* [GOAL OF THE EXERCISE] Below are entries. Pull out all lines containing "JSON".

* [SOURCE MATERIAL]
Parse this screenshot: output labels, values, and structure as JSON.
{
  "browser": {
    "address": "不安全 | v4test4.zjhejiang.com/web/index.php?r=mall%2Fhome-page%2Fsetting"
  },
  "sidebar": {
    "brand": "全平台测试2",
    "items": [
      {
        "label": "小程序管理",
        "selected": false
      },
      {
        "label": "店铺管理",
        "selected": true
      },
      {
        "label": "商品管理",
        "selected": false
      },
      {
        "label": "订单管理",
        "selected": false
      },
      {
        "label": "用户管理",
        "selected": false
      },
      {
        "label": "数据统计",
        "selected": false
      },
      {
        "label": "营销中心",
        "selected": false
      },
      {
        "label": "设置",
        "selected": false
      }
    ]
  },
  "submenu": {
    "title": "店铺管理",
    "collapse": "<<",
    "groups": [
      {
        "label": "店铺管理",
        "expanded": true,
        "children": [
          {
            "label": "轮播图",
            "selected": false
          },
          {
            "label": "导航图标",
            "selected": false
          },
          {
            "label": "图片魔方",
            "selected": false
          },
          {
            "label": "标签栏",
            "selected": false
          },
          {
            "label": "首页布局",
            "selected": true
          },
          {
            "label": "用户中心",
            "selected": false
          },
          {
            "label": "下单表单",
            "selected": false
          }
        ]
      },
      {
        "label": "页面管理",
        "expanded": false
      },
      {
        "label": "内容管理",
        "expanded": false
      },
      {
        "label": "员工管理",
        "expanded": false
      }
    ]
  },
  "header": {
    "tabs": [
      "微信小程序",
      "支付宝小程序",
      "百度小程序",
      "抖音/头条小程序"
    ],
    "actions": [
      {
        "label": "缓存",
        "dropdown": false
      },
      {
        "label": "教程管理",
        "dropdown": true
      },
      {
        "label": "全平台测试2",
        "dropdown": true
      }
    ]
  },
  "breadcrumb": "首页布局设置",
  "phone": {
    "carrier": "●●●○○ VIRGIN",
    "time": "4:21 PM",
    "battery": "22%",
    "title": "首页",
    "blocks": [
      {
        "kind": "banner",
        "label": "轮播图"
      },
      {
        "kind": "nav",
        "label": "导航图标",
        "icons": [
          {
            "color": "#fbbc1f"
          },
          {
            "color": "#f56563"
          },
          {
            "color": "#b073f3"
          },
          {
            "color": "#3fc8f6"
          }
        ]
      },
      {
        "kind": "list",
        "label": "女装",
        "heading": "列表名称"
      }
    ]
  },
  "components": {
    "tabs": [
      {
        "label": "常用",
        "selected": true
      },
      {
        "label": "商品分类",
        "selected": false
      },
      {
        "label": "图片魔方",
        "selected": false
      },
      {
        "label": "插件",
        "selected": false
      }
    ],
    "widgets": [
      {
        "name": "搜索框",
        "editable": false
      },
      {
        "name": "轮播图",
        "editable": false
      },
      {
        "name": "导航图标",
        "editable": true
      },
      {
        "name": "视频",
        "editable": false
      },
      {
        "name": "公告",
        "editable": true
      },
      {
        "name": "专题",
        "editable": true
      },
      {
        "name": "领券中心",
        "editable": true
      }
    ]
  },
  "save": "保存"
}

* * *

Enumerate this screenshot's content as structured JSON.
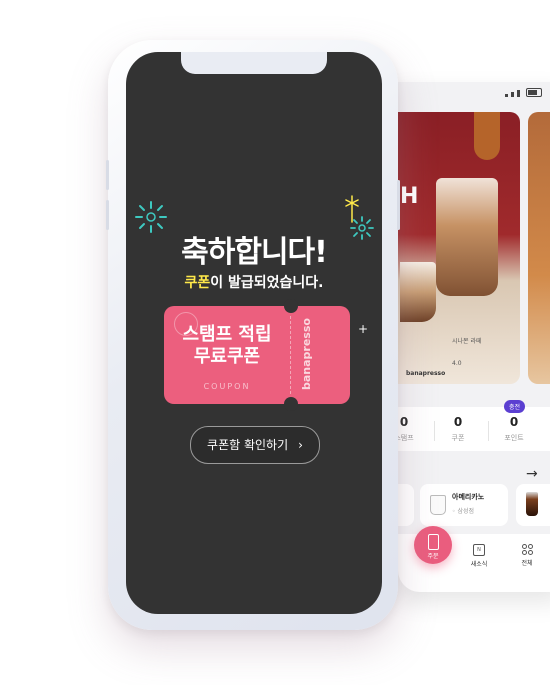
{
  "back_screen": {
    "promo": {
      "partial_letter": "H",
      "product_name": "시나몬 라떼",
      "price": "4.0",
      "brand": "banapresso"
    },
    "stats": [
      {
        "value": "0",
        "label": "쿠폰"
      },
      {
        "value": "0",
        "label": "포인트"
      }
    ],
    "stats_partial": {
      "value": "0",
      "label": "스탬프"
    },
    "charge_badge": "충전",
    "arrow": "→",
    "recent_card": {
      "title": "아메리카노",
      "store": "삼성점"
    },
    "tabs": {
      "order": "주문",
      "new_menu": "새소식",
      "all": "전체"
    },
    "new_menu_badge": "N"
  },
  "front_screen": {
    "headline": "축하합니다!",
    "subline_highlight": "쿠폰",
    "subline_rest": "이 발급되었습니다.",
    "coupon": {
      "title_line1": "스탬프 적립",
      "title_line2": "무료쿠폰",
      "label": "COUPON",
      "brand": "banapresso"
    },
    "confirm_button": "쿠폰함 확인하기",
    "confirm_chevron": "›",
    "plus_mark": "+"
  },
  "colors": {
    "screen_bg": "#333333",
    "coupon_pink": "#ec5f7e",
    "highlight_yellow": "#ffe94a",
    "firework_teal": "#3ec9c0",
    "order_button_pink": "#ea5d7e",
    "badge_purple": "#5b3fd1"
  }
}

* [SOLUTION FOR THIS TASK]
Parse this screenshot: output labels, values, and structure as JSON.
Enumerate this screenshot's content as structured JSON.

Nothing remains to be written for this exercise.